◆ **Entries provided**:
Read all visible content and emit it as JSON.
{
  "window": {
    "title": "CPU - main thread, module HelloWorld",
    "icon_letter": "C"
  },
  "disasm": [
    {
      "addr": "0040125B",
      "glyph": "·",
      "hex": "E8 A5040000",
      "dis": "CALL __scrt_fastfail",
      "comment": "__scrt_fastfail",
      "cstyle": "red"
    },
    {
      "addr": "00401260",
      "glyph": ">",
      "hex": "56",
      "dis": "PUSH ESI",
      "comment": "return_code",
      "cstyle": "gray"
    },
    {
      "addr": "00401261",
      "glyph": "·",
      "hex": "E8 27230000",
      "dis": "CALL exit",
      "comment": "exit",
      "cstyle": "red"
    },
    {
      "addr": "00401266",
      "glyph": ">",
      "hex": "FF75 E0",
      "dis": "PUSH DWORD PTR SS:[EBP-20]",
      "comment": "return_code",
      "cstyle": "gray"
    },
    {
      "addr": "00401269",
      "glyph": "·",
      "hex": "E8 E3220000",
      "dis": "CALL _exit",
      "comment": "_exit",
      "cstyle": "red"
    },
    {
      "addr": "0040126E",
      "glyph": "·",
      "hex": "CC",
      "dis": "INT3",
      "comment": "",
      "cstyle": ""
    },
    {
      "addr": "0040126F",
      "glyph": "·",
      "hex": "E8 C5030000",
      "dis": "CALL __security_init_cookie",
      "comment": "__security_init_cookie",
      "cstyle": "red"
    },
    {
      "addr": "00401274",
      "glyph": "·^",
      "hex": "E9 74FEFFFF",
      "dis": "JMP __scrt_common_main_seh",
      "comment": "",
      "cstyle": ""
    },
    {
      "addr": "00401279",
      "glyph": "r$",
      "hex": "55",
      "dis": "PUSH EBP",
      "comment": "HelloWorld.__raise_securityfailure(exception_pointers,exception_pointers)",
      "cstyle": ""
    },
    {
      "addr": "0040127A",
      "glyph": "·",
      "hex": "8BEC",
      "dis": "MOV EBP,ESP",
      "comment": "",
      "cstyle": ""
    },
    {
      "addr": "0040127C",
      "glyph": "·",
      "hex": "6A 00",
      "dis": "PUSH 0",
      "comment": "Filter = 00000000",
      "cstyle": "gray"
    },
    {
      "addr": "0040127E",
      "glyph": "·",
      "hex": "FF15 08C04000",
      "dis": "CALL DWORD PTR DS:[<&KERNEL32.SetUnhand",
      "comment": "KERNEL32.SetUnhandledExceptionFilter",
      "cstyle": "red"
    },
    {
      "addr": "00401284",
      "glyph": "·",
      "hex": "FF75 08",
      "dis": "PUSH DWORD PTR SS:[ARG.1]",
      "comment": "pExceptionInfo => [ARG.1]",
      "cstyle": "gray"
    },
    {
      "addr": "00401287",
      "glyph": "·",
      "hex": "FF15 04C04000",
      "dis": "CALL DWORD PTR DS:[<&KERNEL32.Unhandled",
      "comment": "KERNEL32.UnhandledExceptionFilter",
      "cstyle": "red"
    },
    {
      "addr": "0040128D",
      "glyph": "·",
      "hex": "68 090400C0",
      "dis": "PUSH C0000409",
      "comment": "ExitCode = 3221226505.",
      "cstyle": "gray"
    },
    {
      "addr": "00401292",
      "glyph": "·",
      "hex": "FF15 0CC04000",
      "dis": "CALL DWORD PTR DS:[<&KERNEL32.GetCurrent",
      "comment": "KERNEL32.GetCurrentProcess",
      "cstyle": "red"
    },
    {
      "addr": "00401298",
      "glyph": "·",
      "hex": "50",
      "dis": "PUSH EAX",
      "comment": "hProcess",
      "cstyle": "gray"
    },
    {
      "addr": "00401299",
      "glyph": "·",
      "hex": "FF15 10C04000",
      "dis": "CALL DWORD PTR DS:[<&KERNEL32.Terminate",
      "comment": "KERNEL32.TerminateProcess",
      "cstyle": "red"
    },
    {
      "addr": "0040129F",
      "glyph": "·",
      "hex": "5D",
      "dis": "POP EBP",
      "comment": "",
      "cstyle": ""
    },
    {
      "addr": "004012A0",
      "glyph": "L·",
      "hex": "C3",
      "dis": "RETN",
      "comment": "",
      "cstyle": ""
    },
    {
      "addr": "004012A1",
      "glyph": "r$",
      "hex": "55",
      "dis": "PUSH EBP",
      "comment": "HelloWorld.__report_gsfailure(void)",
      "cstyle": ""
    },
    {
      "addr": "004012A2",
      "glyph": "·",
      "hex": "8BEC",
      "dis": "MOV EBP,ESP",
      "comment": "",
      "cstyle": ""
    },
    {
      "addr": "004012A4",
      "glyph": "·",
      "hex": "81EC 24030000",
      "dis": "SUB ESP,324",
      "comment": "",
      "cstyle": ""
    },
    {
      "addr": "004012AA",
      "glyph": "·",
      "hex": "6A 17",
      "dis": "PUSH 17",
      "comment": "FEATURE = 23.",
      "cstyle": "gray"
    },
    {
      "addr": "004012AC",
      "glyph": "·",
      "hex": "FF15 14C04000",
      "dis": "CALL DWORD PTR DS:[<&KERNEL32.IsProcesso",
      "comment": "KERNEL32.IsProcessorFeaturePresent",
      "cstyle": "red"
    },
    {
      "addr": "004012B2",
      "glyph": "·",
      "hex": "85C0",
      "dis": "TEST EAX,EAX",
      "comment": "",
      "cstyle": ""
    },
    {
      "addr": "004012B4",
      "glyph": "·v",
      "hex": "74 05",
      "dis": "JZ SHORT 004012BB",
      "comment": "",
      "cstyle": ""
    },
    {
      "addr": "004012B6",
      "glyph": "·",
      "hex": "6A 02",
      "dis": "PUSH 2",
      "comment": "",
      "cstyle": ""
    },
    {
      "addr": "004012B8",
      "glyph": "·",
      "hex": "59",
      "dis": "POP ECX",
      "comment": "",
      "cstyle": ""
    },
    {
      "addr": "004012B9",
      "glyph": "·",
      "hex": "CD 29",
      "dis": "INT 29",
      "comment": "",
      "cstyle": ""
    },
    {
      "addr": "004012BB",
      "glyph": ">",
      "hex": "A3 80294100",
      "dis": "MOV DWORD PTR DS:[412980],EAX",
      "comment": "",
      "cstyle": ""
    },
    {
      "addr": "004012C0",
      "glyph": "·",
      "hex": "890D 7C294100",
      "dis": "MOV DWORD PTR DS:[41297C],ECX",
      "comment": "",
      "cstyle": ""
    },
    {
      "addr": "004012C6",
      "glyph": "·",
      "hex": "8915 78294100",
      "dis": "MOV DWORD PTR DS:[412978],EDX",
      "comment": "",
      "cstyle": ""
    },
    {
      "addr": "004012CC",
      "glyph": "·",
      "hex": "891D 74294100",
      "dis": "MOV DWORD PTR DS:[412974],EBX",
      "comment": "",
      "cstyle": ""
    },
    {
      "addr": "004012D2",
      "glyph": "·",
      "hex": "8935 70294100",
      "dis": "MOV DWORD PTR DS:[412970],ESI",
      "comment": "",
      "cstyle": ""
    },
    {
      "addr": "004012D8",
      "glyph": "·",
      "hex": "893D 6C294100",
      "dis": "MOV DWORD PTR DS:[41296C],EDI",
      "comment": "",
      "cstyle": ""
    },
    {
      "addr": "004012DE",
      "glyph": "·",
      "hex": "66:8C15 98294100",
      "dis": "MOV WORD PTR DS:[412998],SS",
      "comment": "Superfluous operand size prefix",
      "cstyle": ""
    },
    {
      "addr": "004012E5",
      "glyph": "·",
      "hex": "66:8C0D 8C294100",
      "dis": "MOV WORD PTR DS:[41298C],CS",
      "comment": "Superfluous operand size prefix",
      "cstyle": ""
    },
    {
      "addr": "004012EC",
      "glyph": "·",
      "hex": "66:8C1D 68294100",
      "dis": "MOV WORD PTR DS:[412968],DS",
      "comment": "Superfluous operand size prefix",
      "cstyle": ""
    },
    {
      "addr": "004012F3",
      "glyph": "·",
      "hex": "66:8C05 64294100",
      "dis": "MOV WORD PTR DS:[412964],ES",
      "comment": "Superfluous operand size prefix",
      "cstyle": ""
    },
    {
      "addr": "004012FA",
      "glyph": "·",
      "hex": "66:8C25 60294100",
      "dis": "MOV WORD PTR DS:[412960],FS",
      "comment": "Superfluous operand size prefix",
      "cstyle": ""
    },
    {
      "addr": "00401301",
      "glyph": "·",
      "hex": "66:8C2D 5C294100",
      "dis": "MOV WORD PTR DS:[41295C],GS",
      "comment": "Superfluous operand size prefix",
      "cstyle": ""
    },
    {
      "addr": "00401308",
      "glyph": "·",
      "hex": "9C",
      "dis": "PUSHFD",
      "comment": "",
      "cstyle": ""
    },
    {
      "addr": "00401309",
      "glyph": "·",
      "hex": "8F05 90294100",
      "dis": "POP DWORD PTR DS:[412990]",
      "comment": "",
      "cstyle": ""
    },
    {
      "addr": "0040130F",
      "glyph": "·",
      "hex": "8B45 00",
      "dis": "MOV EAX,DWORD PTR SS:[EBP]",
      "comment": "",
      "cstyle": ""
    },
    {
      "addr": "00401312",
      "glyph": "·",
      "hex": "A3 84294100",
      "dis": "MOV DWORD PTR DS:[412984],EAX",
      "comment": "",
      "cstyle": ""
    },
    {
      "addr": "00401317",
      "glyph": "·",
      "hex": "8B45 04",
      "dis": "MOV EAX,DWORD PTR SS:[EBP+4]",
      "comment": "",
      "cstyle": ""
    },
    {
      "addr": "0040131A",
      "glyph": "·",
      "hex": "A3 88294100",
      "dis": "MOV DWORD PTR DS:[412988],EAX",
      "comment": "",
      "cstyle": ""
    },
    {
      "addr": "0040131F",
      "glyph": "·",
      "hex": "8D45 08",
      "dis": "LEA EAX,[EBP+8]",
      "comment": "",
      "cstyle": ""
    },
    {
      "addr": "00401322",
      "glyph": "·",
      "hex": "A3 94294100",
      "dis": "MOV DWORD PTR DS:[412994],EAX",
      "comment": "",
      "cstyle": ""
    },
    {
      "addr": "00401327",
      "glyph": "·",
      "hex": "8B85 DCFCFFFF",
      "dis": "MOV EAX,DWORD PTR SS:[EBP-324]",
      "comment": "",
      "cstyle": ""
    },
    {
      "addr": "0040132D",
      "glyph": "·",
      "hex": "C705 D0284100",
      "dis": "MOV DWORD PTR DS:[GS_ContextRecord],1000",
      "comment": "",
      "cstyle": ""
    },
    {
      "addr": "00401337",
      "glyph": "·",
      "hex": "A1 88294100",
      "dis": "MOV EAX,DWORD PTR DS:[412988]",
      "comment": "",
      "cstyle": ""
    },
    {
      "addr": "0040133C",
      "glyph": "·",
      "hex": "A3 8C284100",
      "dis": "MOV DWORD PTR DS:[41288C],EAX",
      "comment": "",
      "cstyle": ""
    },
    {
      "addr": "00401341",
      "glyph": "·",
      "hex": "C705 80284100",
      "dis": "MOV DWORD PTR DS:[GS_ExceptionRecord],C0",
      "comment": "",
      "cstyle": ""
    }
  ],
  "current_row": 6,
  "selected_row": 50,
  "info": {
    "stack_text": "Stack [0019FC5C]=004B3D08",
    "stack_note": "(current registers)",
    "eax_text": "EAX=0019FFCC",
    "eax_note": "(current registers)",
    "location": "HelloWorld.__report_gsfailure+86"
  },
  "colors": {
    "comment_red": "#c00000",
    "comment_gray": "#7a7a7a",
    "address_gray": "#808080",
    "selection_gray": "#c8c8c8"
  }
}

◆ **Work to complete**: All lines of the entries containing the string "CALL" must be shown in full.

◆ **Exercise response**:
      "dis": "CALL __scrt_fastfail",
      "dis": "CALL exit",
      "dis": "CALL _exit",
      "dis": "CALL __security_init_cookie",
      "dis": "CALL DWORD PTR DS:[<&KERNEL32.SetUnhand",
      "dis": "CALL DWORD PTR DS:[<&KERNEL32.Unhandled",
      "dis": "CALL DWORD PTR DS:[<&KERNEL32.GetCurrent",
      "dis": "CALL DWORD PTR DS:[<&KERNEL32.Terminate",
      "dis": "CALL DWORD PTR DS:[<&KERNEL32.IsProcesso",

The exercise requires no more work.